Visitors to Montessori classrooms often comment on the beautiful materials on the shelves, the lovely wooden crafted puzzles, graceful glass pitchers and fresh flowers. The classrooms are welcoming like a living rooms prepared for guests rather than the brightly colored and washable settings we've come to associate with children's child care.
Montessorians aren't just being persnickety in the selection of materials in the classroom, and it's not just that we like the way it looks better. Montessori classrooms offer children apparatus made from particular types of material because we believe it serves the children's development better. Here's why:
1. Real work needs real tools: We believe children are motivated by an intrinsic need for agency and influence. (We believe we all are, adults alike.) We want to know that our actions have meaning, that the things we do have real consequences. You'll see real tools, from child-sized hammers to vegetable peelers with sharp edges, available throughout the classroom. When children learn to operate these tools, they know that their influence is real. It's hard to build a new world with a plastic hammer. By offering children real tools in a developmentally appropriate way, we build on their motivation to be independent and we help them to build their skills to achieve that.
2. We offer beautiful things to people we respect: By presenting materials that are beautiful, we remind the children that we take them seriously here, that we believe they are individuals deserving of our care in preparing an environment to greet them. In the same way you wouldn't serve an honored guest on a paper plate, we want the classrooms to be places that acknowledge children's value by surrounding them with valuable things.
3. In order to learn to be careful, there has to be a consequence of carelessness: Because the materials in the classroom can break, because they can be chipped or damaged, children learn to handle them with care. And in the practice of caring for their environment, children build their physical regulation, concentration and coordination. In environments that are child-proofed, children have only the abstract consequence of parents or caretakers telling them be careful. In environments that require care, children learn to take care.
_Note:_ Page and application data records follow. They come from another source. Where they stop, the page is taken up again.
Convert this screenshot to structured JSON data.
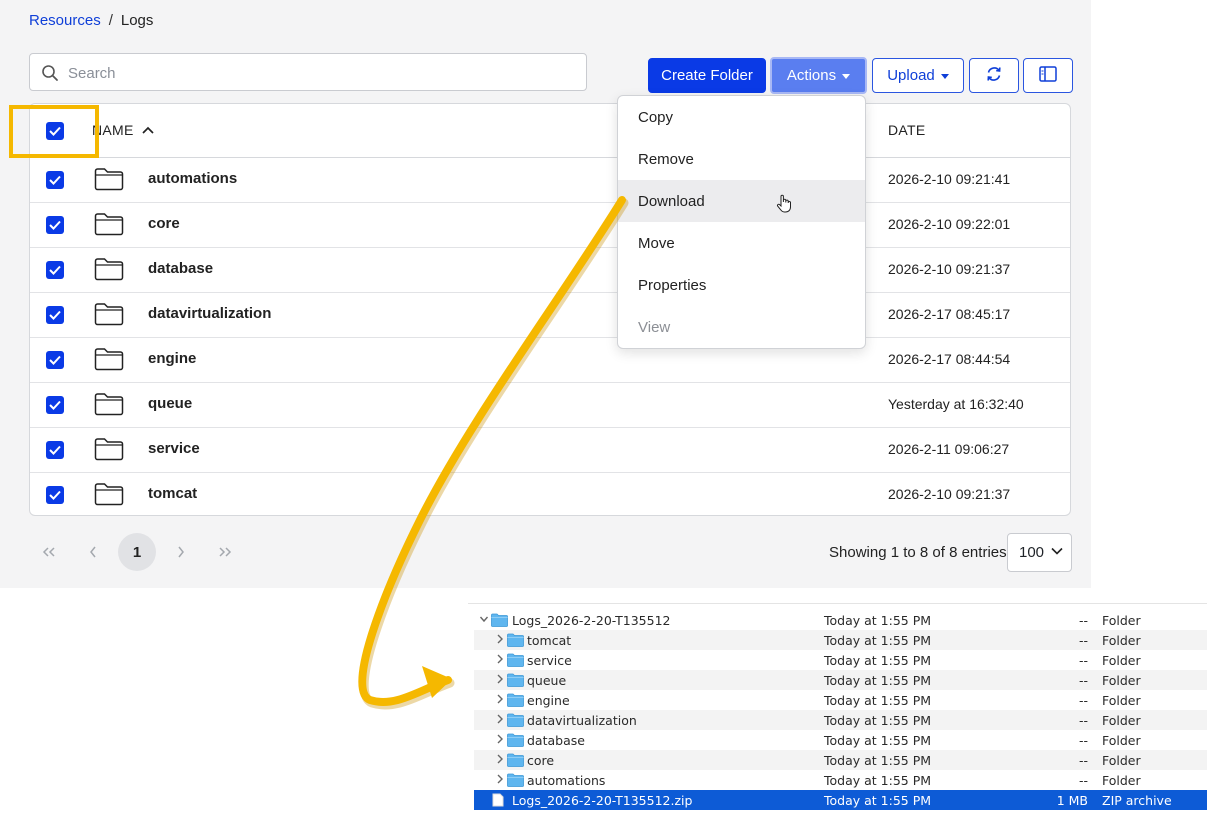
{
  "breadcrumb": {
    "link": "Resources",
    "separator": "/",
    "current": "Logs"
  },
  "search": {
    "placeholder": "Search"
  },
  "toolbar": {
    "create_folder": "Create Folder",
    "actions": "Actions",
    "upload": "Upload"
  },
  "table": {
    "columns": {
      "name": "NAME",
      "date": "DATE"
    },
    "rows": [
      {
        "name": "automations",
        "date": "2026-2-10 09:21:41"
      },
      {
        "name": "core",
        "date": "2026-2-10 09:22:01"
      },
      {
        "name": "database",
        "date": "2026-2-10 09:21:37"
      },
      {
        "name": "datavirtualization",
        "date": "2026-2-17 08:45:17"
      },
      {
        "name": "engine",
        "date": "2026-2-17 08:44:54"
      },
      {
        "name": "queue",
        "date": "Yesterday at 16:32:40"
      },
      {
        "name": "service",
        "date": "2026-2-11 09:06:27"
      },
      {
        "name": "tomcat",
        "date": "2026-2-10 09:21:37"
      }
    ]
  },
  "actions_menu": {
    "items": [
      {
        "label": "Copy"
      },
      {
        "label": "Remove"
      },
      {
        "label": "Download"
      },
      {
        "label": "Move"
      },
      {
        "label": "Properties"
      },
      {
        "label": "View"
      }
    ]
  },
  "pagination": {
    "first": "«",
    "prev": "‹",
    "current": "1",
    "next": "›",
    "last": "»",
    "showing": "Showing 1 to 8 of 8 entries",
    "page_size": "100"
  },
  "finder": {
    "rows": [
      {
        "name": "Logs_2026-2-20-T135512",
        "date": "Today at 1:55 PM",
        "size": "--",
        "kind": "Folder"
      },
      {
        "name": "tomcat",
        "date": "Today at 1:55 PM",
        "size": "--",
        "kind": "Folder"
      },
      {
        "name": "service",
        "date": "Today at 1:55 PM",
        "size": "--",
        "kind": "Folder"
      },
      {
        "name": "queue",
        "date": "Today at 1:55 PM",
        "size": "--",
        "kind": "Folder"
      },
      {
        "name": "engine",
        "date": "Today at 1:55 PM",
        "size": "--",
        "kind": "Folder"
      },
      {
        "name": "datavirtualization",
        "date": "Today at 1:55 PM",
        "size": "--",
        "kind": "Folder"
      },
      {
        "name": "database",
        "date": "Today at 1:55 PM",
        "size": "--",
        "kind": "Folder"
      },
      {
        "name": "core",
        "date": "Today at 1:55 PM",
        "size": "--",
        "kind": "Folder"
      },
      {
        "name": "automations",
        "date": "Today at 1:55 PM",
        "size": "--",
        "kind": "Folder"
      },
      {
        "name": "Logs_2026-2-20-T135512.zip",
        "date": "Today at 1:55 PM",
        "size": "1 MB",
        "kind": "ZIP archive"
      }
    ]
  },
  "colors": {
    "primary": "#0a3ae6",
    "link": "#0f3fd8",
    "highlight": "#f5b800",
    "finder_selection": "#0d5bd6",
    "folder_icon": "#5fb6ef"
  }
}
4. Locally sourced materials provide an authentic connection for children to their communities. While most Montessori schools don't enjoy this luxury, the original Montessori guidance called for wooden materials constructed from local wood, to demonstrate for children the cycles of dependence within their environments. Absent the capacity to build everything from local woods, most Montessori classrooms will still include pottery, glassware, or local art that is representative of the communities from which their children come. In doing so, we initiate an understanding of community from a starting point most relevant to the child: their own lives.
5. Well constructed materials provide real feedback about the world: As children learn what their influence is, we want that learning to reflect replicable, meaningful lessons. A child understanding volume needs to feel differences in volume with their own hands. Things should be heavy or light, rough or smooth... these variations teach children about how to classify and understand the world around them, a much harder lesson to learn if all the materials feel like cool plastic. Plus, these materials, like the children, stay in the environments for years. Because they are well-constructed, they are lasting. The child who has learned about length with the red rods when they were three has a much truer understanding of their own growth when they pick those same rods up at five- their arms reach the length of the longest rod, the rods are lighter, they are more adept at moving them around the room. Because the materials are lasting and reliable, they offer the children a timeline of their own growth.
These same qualities can be incorporated at home, with care. You might not want to offer your toddler your finest china, but you should make child-sized, beautifully made tools available to them at home. Try real glasses, real plates and real utensils to start. Yes, sometimes they'll break. (Sometimes things break.) When things break, we have an opportunity to learn how to clean them up. Yes, sometimes they'll take time to master. (Sometimes things take time to master.) When things take time to master, we have an opportunity to build persistence and resilience. When we offer beautiful things to the people we love, we have an opportunity to remind them that they are worthy of beautiful things, and to support them as they learn, in turn, to treat them with equal care.